> Task objective
The records follow. Filter them to the lines that hold "identified".

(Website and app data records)
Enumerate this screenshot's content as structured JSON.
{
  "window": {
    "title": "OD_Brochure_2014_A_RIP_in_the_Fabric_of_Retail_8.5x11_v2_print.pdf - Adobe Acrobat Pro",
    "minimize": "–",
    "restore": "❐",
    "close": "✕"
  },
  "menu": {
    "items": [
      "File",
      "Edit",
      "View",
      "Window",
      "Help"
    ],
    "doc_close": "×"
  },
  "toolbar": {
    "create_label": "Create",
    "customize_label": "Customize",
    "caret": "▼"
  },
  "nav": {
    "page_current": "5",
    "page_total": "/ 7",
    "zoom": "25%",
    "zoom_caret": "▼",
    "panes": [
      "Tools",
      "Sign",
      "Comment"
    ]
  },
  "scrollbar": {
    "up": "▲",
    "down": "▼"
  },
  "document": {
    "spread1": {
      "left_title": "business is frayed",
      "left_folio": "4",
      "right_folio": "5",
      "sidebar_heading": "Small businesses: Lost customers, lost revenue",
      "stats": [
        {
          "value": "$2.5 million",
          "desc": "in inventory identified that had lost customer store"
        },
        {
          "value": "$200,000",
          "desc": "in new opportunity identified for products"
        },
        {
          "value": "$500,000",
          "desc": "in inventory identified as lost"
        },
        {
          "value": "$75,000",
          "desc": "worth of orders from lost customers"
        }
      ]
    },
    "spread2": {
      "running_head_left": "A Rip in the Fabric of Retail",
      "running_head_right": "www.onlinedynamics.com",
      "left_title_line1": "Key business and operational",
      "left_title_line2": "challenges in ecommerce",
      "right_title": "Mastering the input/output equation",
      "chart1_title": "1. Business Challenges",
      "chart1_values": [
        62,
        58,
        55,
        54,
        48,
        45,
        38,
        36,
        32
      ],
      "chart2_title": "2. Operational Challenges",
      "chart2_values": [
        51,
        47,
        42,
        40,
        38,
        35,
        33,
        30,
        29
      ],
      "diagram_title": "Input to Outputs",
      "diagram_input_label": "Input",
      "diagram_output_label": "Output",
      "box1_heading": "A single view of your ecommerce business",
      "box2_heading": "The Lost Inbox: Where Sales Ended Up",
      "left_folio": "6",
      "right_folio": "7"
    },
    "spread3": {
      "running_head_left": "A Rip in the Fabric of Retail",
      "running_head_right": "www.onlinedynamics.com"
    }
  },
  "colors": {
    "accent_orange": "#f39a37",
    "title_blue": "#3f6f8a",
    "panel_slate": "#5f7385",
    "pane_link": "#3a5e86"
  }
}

> Task result
          "desc": "in inventory identified that had lost customer store"
          "desc": "in new opportunity identified for products"
          "desc": "in inventory identified as lost"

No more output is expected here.